Universal design accommodates all – from small children to older people. What is safe for an older adult is safe for younger and mid-life adults. You may have noticed that most hotels have grab bars in the bathrooms. At one time, such bars were intended for those with a disability. Now they are for all abilities.

Businesses are catering to designs of safety. These include home builders, cabinetmakers, manufacturers of kitchen appliances and bathroom fixtures.

The National Institute on Aging writes that “falls and accidents seldom just happen.” There are ways to prevent, or at least decrease, chances of falling. Making your home safe is one way. Here are some recommendations from the NIA:

In stairways, hallways and pathways: Have good lights with light switches at the top and bottom of the stairs; keep walking areas free of clutter; have carpets fixed to the floor and add no-slip strips on tile and wooden floors; and install handrails on both sides of the stairway.

In bathrooms: Mount grab bars on the inside and outside of the shower and next to toilets; place non-skid mats, strips or carpet on all surfaces that might get wet; and keep on night lights.

In your bedroom: Have night lights and night switches close to your bed and keep the telephone near the bed.

In other living areas: Keep electric and telephone cords near walls and away from walking areas; arrange furniture, such as coffee tables out of the pathways; and have sofas and chairs at a height enables you to get in and out of them easily.

AARP has published a self-assessment checklist for safety, lighting and storage. Here are some of the items. Answer yes or no to each one. Questions you answer “no” to can serve as your “to do” list.

Closets

  • I’ve tossed items I don’t’ use.
  • I can reach most items in my closet – even when sitting.
  • My clothing rod is 20 to 44 inches above the floor.
  • I have a light in my closet.
  • The light switch is easy to reach

Electrical outlets

  • My outlets are at least 27 inches from the floor
  • All my appliances are within 6 inches of an outlet.
  • I can turn on a lamp in each room with a switch at the door.
  • I try not to use extension cords.

Laundry rooms

  • My laundry room is on the first floor.
  • All supplies are easy to reach
  • My washing machine is front-loading.

Lighting

  • I open curtains and blinds to make full use of natural light.
  • My reading chair is near a window.
  • I use the highest-wattage bulbs.
  • I have outside lights that turn on automatically
  • My windows are clean

I recently spoke with a retired physical therapist who noted that some physical therapists are making home visits to help older adults remain safely in their homes. You might consider asking for such a visit from your mother’s physical therapist.

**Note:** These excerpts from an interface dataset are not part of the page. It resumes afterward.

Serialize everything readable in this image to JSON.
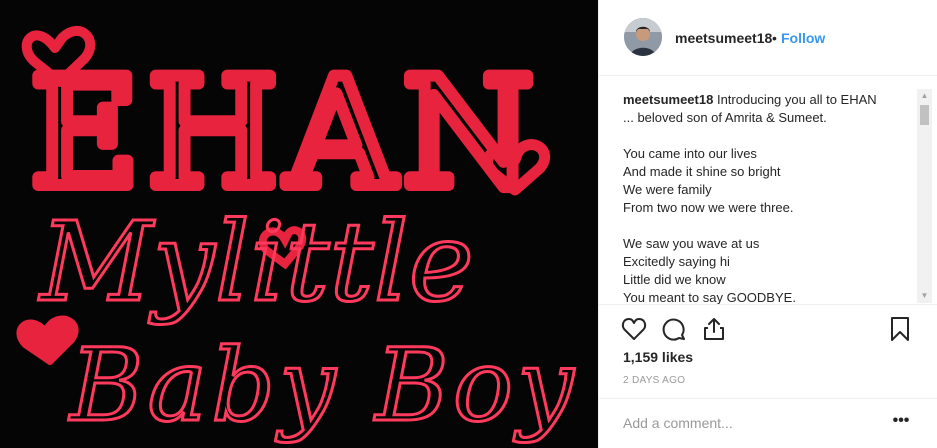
{
  "post": {
    "image_alt": "Handwritten red drawing on black background",
    "image_text": {
      "line1": "EHAN",
      "line2": "Mylittle",
      "line3": "Baby Boy"
    },
    "colors": {
      "ink": "#e8233d",
      "ink_thin": "#ff3a5c",
      "background": "#050505"
    }
  },
  "header": {
    "username": "meetsumeet18",
    "dot": "•",
    "follow_label": "Follow",
    "follow_color": "#3897f0"
  },
  "caption": {
    "username": "meetsumeet18",
    "lines": [
      "Introducing you all to EHAN",
      "... beloved son of Amrita & Sumeet.",
      "",
      "You came into our lives",
      "And made it shine so bright",
      "We were family",
      "From two now we were three.",
      "",
      "We saw you wave at us",
      "Excitedly saying hi",
      "Little did we know",
      "You meant to say GOODBYE."
    ]
  },
  "actions": {
    "icons": [
      "heart-icon",
      "comment-icon",
      "share-icon",
      "bookmark-icon"
    ]
  },
  "stats": {
    "likes": "1,159 likes",
    "time": "2 DAYS AGO"
  },
  "comment": {
    "placeholder": "Add a comment...",
    "more": "•••"
  }
}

Since you are the first-line care provider, consider joining a group for tips, insights, resources and support.

© Helen Dennis 2010, all rights reserved.